Energy Inspections for the City of Dallas

Home inspections for city of Dallas

Many of the Dallas /Fort Worth municipalities have gone to 3rd party energy inspectors for their energy code inspections for residential and commercial properties.

The list include the following municipalities; City of Dallas, Colleyville, Corinth, Grapevine, Lewisville, Little Elm, Plano, Frisco, McKinney, Murphy, West Lake, Highland Village, Arlington and Grand Prairie that requires a 3rd party energy inspection as part of it’s building inspection process to assure compliance with their city code.

The energy code in the Dallas / Fort Worth area is changing to the 2015 IECC (International Energy Conservation Code) this year. This change will affect residential and commercial construction in a significant way and increase the cost of construction across the state of Texas.

The Dallas Energy code regulates all construction materials, assemblies and that use or all energy transfer through it such as walls, ceiling, foundations, Windows, doors heating and air conditioning, HVAC duct work, water heaters, lights, pools, spas and appliances.

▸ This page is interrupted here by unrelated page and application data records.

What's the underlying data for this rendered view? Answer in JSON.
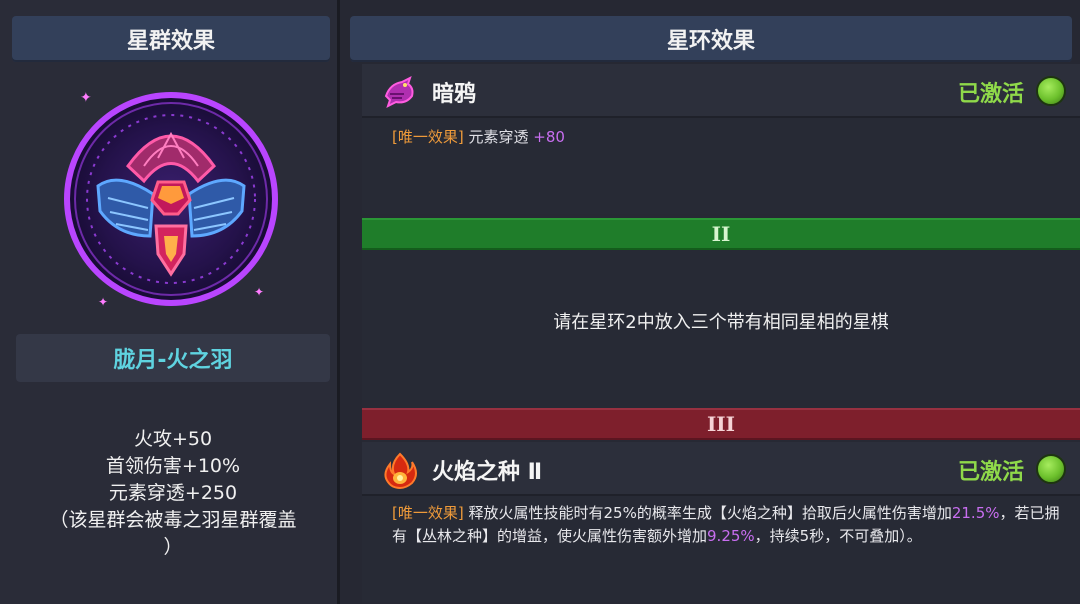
{
  "left": {
    "header": "星群效果",
    "constellation_name": "胧月-火之羽",
    "stats": [
      "火攻+50",
      "首领伤害+10%",
      "元素穿透+250",
      "（该星群会被毒之羽星群覆盖",
      "）"
    ]
  },
  "right": {
    "header": "星环效果",
    "slot1": {
      "title": "暗鸦",
      "status": "已激活",
      "icon": "crow-icon",
      "effect_tag": "[唯一效果]",
      "effect_text": "元素穿透",
      "effect_value": "+80"
    },
    "tier2": {
      "label": "II",
      "hint": "请在星环2中放入三个带有相同星相的星棋"
    },
    "tier3": {
      "label": "III"
    },
    "slot3": {
      "title": "火焰之种 Ⅱ",
      "status": "已激活",
      "icon": "flame-seed-icon",
      "effect_tag": "[唯一效果]",
      "effect_part1": "释放火属性技能时有25%的概率生成【火焰之种】拾取后火属性伤害增加",
      "effect_value1": "21.5%",
      "effect_part2": "，若已拥有【丛林之种】的增益，使火属性伤害额外增加",
      "effect_value2": "9.25%",
      "effect_part3": "，持续5秒，不可叠加）。"
    }
  },
  "colors": {
    "active_green": "#8fd94a",
    "tag_orange": "#ee9a3a",
    "value_purple": "#c86ef0",
    "name_cyan": "#5fd3e0",
    "tier2_bar": "#1f7d2a",
    "tier3_bar": "#7e1f2c"
  }
}
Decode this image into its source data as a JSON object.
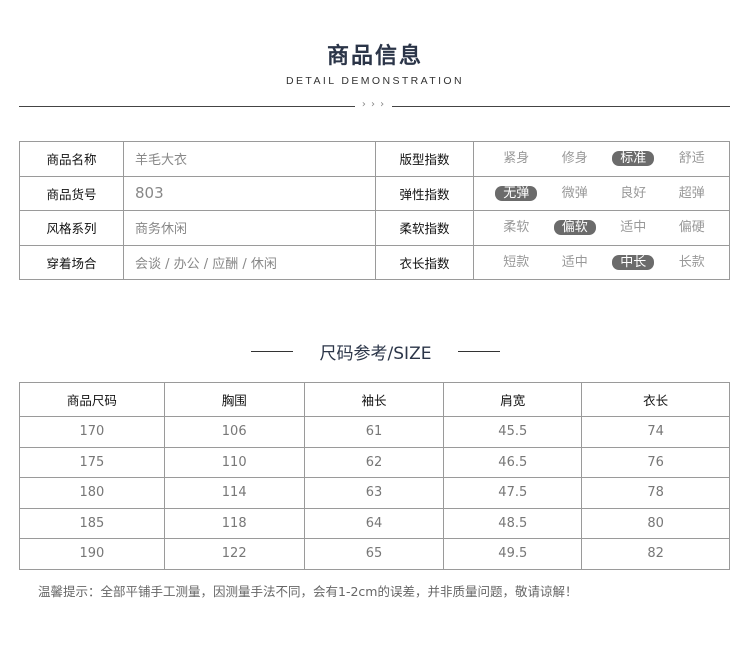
{
  "header": {
    "title": "商品信息",
    "subtitle": "DETAIL DEMONSTRATION",
    "divider_arrows": "› › ›"
  },
  "info": {
    "rows": [
      {
        "label": "商品名称",
        "value": "羊毛大衣",
        "scale_label": "版型指数",
        "options": [
          "紧身",
          "修身",
          "标准",
          "舒适"
        ],
        "selected": 2
      },
      {
        "label": "商品货号",
        "value": "803",
        "scale_label": "弹性指数",
        "options": [
          "无弹",
          "微弹",
          "良好",
          "超弹"
        ],
        "selected": 0
      },
      {
        "label": "风格系列",
        "value": "商务休闲",
        "scale_label": "柔软指数",
        "options": [
          "柔软",
          "偏软",
          "适中",
          "偏硬"
        ],
        "selected": 1
      },
      {
        "label": "穿着场合",
        "value": "会谈 / 办公 / 应酬 / 休闲",
        "scale_label": "衣长指数",
        "options": [
          "短款",
          "适中",
          "中长",
          "长款"
        ],
        "selected": 2
      }
    ]
  },
  "size": {
    "title": "尺码参考/SIZE",
    "headers": [
      "商品尺码",
      "胸围",
      "袖长",
      "肩宽",
      "衣长"
    ],
    "rows": [
      [
        "170",
        "106",
        "61",
        "45.5",
        "74"
      ],
      [
        "175",
        "110",
        "62",
        "46.5",
        "76"
      ],
      [
        "180",
        "114",
        "63",
        "47.5",
        "78"
      ],
      [
        "185",
        "118",
        "64",
        "48.5",
        "80"
      ],
      [
        "190",
        "122",
        "65",
        "49.5",
        "82"
      ]
    ]
  },
  "note": "温馨提示：全部平铺手工测量，因测量手法不同，会有1-2cm的误差，并非质量问题，敬请谅解！",
  "colors": {
    "selected_badge": "#6b6b6b",
    "title": "#2b3548"
  }
}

Each city is mandated by state law to adopt the 2015 IECC before September 1st 2016. The transition has already begun with Carrollton adopting the 2015 IECC January 1st 2016. South lake becomes the second municipality with their form adoption on May 1st 2016.

Construction projects are assigned to an energy code when it is permitted . If your project was permitted under an older energy code, then you can download one of our handouts for the 2009 or 2012 IECC and move on to other pages for more information. If you are planning a project or are in the construction industry, then keep reading because your world is changing.

Dallas is a dominate player in setting construction codes and standards in the DFW area. The smaller municipalities have been able to keep up with the energy codes changes by adopting the 2012 IECC so the changes in those cities will not be as dramatic. The North Texas Council of Government has played a major role is standardizing the energy code across the DFW area. Regardless, things are changing for everyone.

The energy code is based on the concept of the building envelope. This is the interior edge of the insulative surface. When the 2012 IECC was adopted the R-value of the walls and ceilings changed and that required the wall construction to change. R-13 insulation fits in a 2×4 wall. The R-value changed to R-20 which means a R-13 cavity fill insulation + R-5 continuous insulation on the exterior, or you could go with R-19 insulation in a 2×6 wall + some slight insulative material such as Sheetrock or wall board sheathing. Ceiling insulation changed from R-30 to R-38, but more importantly the acceptable minimum ceiling insulation value changed from R-21 to R-30 in small limited areas such as below the attic HVAC platform or vaulted ceilings. This means that 2×6 ceiling joist and rafters will have to change.

Insulation has different R values per inch so you can still keep the same construction materials and use a different insulation, but that comes at a price. Use the Insulation chart to help you choose an insulation that can work for your application.

There are other changes, but integration of the energy code into the permitting and construction process is paramount. As the energy code progressed from one version to another, it also grew in complexity. Years ago, the prescriptive path was the only way to comply with the energy code. As the subtle effluence X between one construction method and another, or one building material and another were better understood, it became possible to use report software to allow for the performance of the finished project to perform as efficiently as a project that had followed a prescriptive path.

That performance path has expanding into three separate paths that include an increasing list of materials and components that can used in the project to allow it to perform as if the house was based on a prescriptive approach. These three paths are the Total UA, Performance and Energy Reference Index (ERI). Now producing an Energy Report at the permitting phase is a common requirement to show you “Recipe” how this project will meet the new energy code.

Use the following link to take you to our new 2015 IECC energy code handout to help you see the requirement for your project. Keep in mind that you only have to update those components that you disturb in you construction. An occupancy change can require numerous changes. New construction has to comply from the beginning. Go to our FAQ page for more information.

We also perform home inspections.